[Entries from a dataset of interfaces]
○ ○ ○ ○

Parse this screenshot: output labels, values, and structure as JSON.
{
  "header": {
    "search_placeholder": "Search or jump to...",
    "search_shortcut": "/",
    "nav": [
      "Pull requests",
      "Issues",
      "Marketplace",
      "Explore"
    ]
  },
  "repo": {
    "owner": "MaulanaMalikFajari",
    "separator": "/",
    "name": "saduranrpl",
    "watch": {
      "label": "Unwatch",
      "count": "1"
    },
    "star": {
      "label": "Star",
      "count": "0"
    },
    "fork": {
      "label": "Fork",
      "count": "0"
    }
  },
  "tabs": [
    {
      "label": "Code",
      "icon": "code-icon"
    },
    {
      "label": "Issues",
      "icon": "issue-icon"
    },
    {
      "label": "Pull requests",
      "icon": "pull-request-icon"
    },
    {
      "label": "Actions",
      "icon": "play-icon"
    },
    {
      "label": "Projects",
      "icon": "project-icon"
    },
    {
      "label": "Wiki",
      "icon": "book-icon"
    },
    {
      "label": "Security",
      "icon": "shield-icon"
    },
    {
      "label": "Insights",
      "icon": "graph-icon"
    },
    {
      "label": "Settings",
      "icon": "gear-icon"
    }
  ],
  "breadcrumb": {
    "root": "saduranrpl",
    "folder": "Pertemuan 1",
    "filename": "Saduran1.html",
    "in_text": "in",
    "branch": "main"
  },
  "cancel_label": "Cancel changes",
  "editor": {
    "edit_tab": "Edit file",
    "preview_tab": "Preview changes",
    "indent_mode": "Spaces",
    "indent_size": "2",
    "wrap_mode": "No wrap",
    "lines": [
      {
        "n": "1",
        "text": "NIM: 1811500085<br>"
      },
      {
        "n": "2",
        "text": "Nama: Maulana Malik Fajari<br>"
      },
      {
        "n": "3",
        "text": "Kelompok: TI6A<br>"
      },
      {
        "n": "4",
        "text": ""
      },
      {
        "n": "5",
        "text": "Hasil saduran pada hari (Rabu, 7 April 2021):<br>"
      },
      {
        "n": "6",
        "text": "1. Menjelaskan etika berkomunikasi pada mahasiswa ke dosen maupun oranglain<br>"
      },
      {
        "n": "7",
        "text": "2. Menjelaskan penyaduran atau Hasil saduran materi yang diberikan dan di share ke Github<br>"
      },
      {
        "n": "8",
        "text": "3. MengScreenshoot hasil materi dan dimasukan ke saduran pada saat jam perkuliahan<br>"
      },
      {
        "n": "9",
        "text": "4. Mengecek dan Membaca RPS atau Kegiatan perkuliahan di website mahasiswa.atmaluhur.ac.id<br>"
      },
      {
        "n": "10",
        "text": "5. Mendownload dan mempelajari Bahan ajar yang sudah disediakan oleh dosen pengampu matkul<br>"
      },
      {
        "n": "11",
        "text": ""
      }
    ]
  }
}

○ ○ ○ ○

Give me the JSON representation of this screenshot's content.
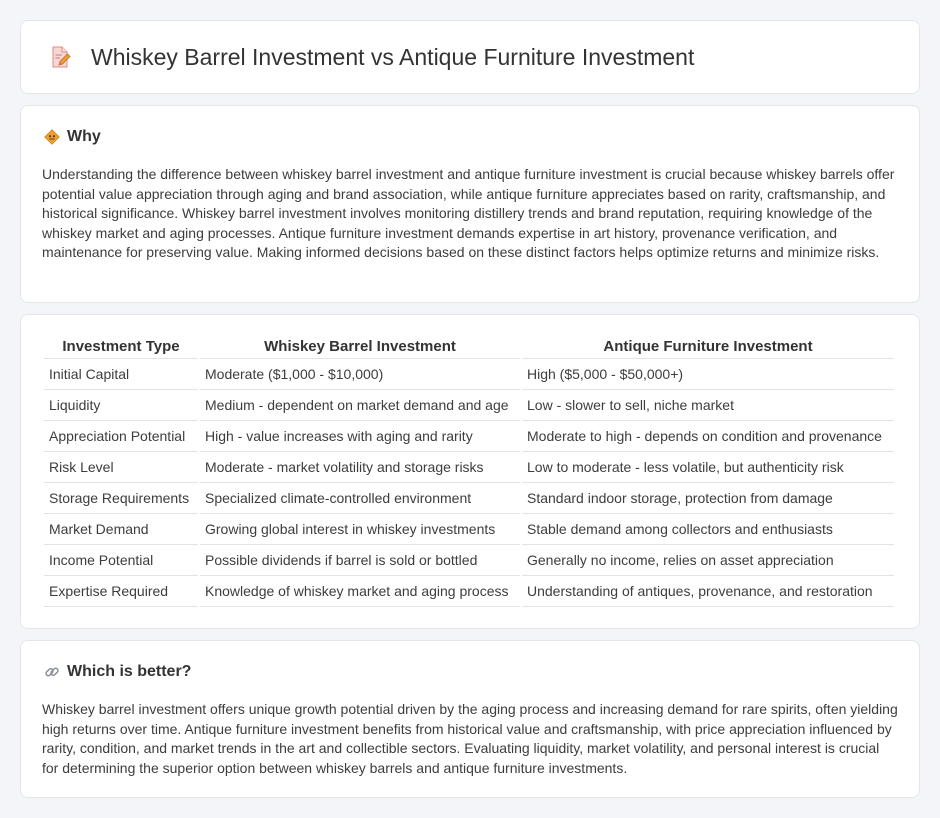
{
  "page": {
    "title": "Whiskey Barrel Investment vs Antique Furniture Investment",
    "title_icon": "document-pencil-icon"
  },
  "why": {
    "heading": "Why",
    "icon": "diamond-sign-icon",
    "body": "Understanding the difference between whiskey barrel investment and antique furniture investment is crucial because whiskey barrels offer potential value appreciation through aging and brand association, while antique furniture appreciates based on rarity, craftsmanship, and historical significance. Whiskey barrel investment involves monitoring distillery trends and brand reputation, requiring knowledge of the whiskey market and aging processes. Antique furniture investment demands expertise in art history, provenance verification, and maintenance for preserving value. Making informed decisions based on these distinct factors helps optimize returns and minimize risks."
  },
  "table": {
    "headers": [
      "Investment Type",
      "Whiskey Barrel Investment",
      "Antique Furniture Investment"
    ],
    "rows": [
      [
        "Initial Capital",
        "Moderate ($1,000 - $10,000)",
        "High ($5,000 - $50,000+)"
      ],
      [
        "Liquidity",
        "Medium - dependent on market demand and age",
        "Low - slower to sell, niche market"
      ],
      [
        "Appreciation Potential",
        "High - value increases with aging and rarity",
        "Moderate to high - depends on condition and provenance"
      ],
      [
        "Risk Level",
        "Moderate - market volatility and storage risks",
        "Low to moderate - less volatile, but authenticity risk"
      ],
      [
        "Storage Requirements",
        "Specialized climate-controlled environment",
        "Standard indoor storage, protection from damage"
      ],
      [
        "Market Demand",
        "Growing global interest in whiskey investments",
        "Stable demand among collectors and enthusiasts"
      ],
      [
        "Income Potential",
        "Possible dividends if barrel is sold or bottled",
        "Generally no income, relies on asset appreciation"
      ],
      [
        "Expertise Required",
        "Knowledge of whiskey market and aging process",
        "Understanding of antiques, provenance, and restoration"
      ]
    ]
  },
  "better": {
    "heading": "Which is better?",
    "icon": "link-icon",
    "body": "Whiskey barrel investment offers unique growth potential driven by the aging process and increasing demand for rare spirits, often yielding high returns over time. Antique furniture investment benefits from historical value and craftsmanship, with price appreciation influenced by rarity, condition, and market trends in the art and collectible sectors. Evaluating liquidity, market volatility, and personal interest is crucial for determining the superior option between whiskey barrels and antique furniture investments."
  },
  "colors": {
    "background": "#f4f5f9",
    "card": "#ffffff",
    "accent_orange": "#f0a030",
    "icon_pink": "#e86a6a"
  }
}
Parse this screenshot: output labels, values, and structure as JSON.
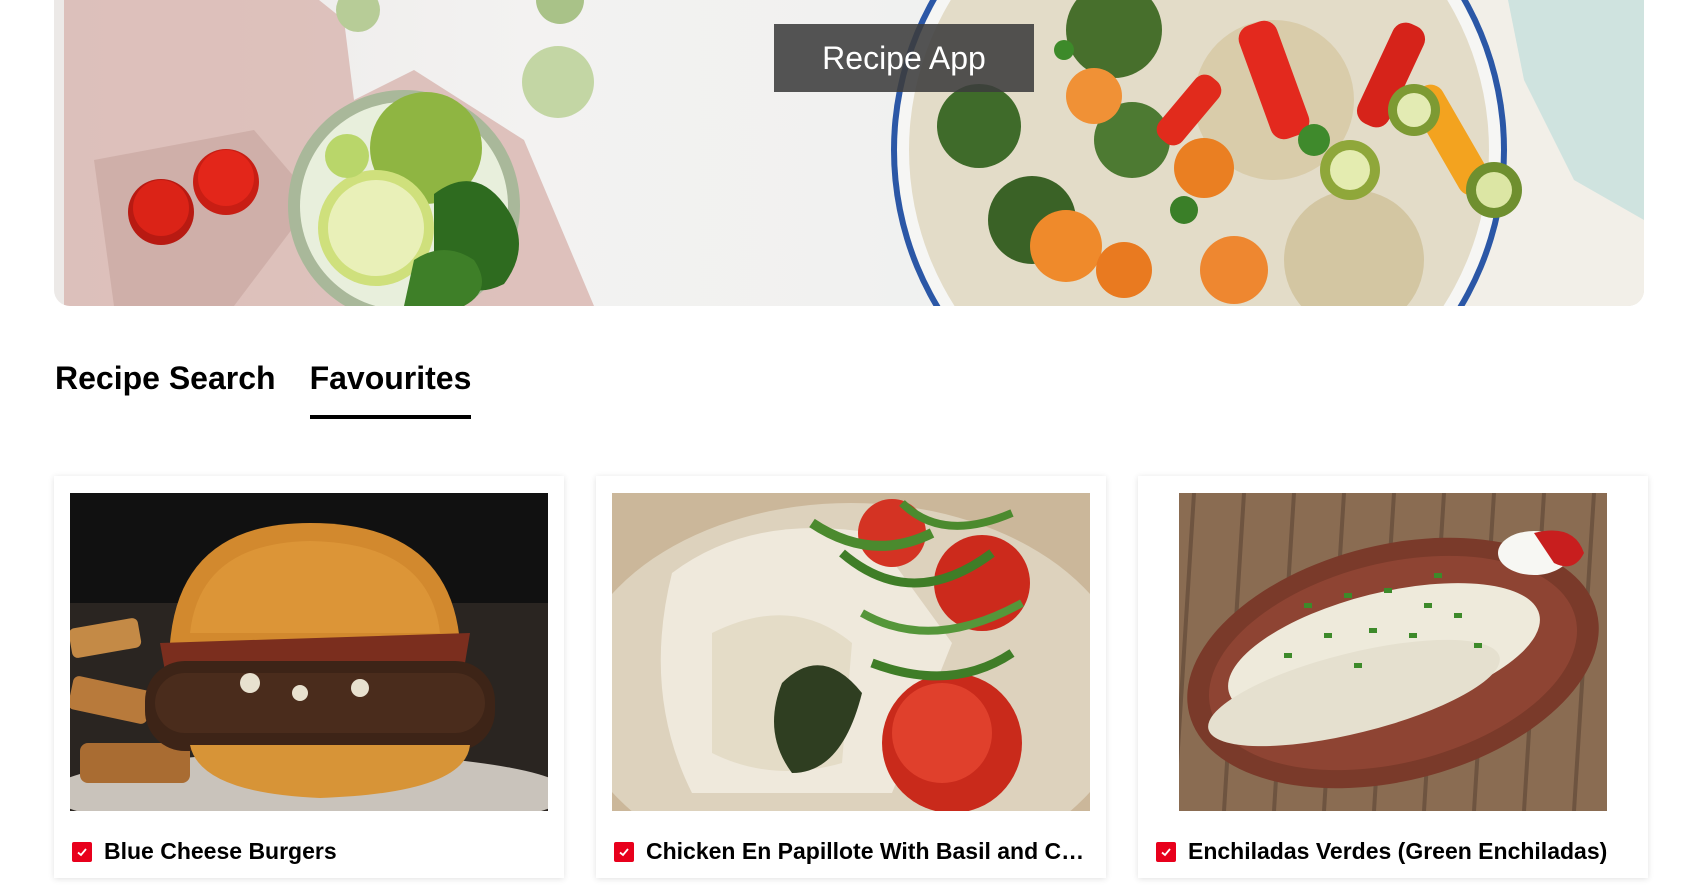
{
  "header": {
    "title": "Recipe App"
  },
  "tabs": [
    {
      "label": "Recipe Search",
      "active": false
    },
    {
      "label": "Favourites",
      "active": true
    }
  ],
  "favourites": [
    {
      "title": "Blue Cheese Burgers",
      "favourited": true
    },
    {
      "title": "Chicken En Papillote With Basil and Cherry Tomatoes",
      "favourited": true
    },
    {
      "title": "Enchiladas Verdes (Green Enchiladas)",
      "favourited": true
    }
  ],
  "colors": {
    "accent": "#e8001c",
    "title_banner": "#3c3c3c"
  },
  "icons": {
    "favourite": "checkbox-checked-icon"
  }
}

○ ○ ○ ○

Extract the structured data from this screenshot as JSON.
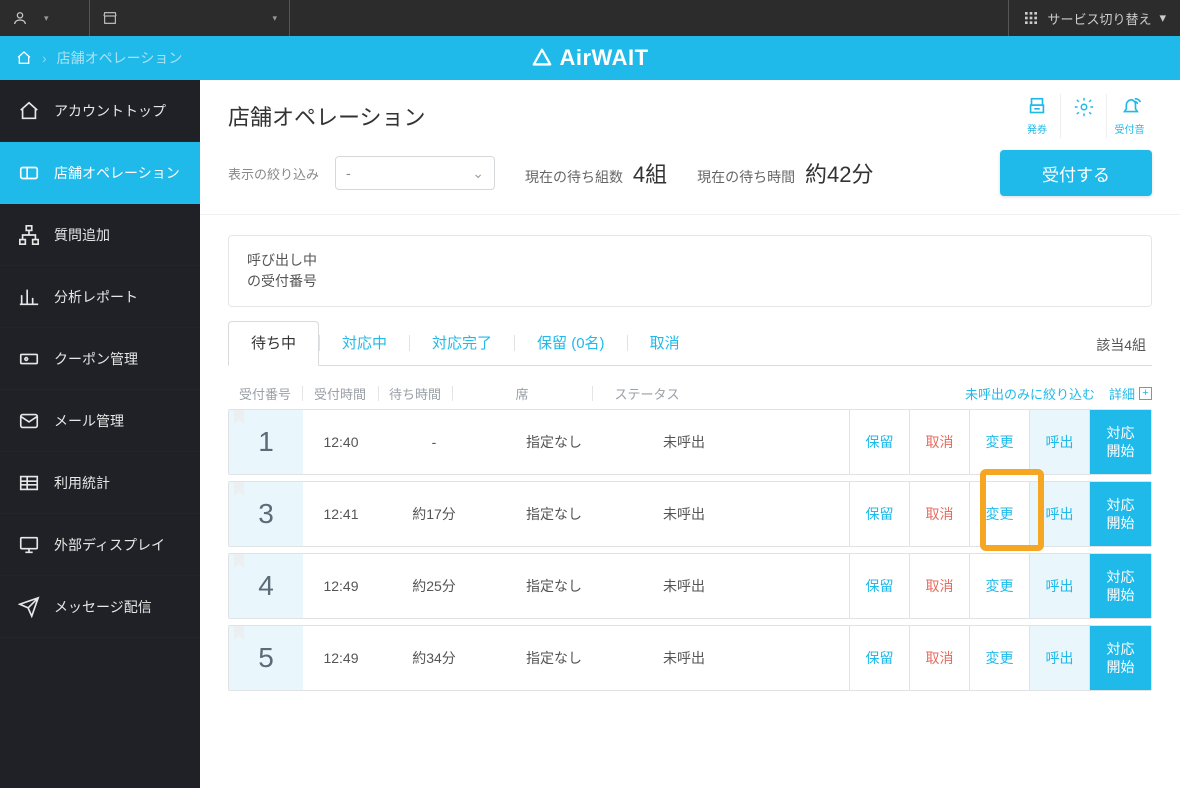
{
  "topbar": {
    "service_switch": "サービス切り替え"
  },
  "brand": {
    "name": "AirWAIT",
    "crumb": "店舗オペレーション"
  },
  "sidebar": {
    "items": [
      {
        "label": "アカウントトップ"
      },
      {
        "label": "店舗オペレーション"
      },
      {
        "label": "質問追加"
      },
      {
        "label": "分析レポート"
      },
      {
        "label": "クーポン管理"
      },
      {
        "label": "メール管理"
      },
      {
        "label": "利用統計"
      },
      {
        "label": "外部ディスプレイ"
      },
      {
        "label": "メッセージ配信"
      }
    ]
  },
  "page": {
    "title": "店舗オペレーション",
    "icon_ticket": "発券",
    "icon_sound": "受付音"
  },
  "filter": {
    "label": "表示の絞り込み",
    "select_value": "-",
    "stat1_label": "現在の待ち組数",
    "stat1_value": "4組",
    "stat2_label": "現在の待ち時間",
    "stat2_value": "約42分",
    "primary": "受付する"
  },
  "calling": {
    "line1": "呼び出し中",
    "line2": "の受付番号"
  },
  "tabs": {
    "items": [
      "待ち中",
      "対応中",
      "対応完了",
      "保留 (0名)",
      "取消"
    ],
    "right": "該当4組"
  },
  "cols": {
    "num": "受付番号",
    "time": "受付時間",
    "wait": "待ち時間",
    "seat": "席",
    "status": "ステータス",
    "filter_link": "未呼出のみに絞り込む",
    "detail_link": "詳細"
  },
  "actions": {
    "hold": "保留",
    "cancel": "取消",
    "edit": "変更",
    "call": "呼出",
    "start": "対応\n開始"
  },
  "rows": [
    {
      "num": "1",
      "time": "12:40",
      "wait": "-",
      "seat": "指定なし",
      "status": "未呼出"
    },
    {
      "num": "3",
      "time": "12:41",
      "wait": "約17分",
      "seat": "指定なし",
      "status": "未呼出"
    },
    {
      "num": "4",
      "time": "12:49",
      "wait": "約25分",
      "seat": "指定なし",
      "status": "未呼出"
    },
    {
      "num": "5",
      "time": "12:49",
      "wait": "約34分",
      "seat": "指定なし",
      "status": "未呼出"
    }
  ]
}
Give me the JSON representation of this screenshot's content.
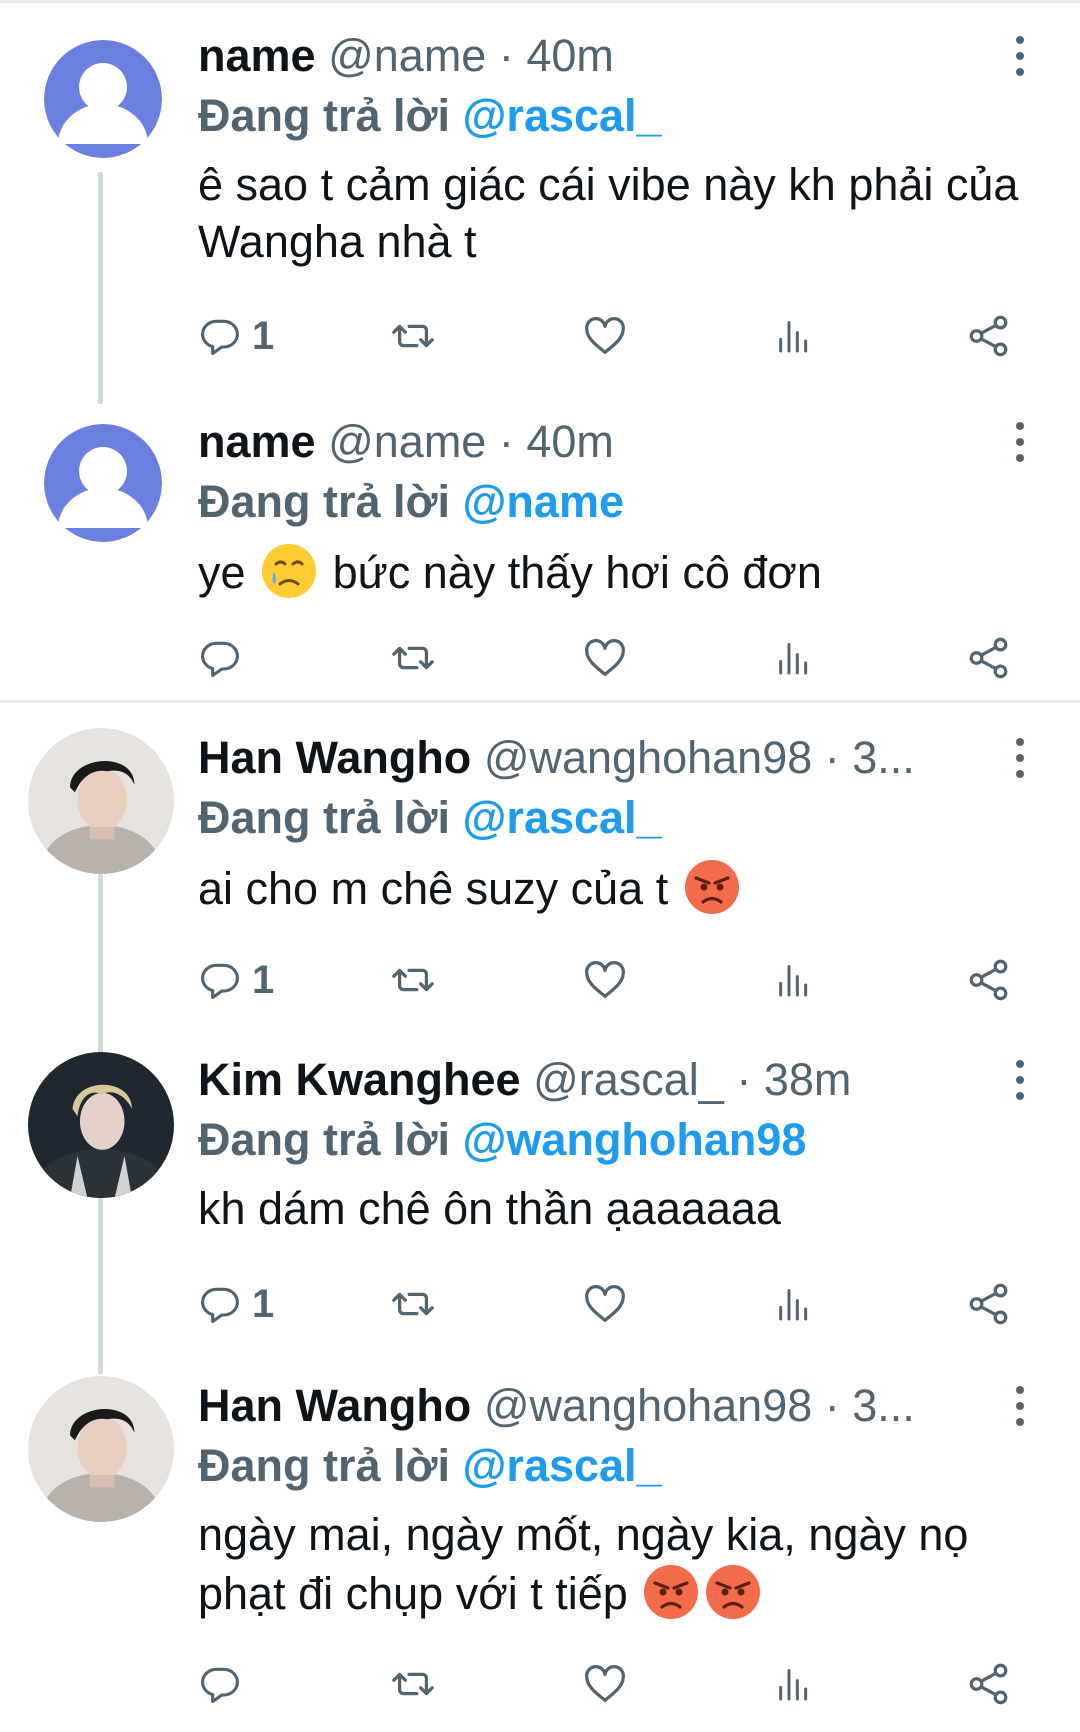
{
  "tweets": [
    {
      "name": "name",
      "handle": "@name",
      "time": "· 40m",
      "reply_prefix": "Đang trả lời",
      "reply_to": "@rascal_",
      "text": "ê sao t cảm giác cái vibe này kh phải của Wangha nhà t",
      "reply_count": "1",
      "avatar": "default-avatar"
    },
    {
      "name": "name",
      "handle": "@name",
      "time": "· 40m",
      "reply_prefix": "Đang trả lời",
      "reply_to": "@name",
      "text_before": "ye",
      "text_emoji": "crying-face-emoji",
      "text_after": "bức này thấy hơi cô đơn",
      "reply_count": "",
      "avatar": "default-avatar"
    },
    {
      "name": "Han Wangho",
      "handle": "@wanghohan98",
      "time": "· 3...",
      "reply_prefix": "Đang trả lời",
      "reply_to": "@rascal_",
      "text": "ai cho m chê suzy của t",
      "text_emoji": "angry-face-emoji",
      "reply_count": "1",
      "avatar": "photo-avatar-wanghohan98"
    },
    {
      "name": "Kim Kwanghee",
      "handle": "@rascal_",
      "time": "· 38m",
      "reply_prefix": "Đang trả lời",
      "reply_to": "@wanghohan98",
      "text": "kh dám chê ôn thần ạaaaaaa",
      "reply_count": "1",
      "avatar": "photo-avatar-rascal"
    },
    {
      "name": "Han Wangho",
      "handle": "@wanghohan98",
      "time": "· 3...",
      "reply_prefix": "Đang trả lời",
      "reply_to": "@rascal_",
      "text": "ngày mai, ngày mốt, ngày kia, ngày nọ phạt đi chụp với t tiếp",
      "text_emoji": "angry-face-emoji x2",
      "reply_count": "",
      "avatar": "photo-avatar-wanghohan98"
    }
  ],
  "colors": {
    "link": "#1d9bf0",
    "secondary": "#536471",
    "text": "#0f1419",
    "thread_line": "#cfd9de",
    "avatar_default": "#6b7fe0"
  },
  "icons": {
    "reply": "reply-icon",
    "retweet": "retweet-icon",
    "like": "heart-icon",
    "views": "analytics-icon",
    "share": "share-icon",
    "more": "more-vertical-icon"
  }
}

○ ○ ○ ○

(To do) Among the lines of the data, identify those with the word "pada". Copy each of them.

(Written answer)
        "text": "Hasil saduran pada hari (Rabu, 7 April 2021):<br>"
        "text": "1. Menjelaskan etika berkomunikasi pada mahasiswa ke dosen maupun oranglain<br>"
        "text": "3. MengScreenshoot hasil materi dan dimasukan ke saduran pada saat jam perkuliahan<br>"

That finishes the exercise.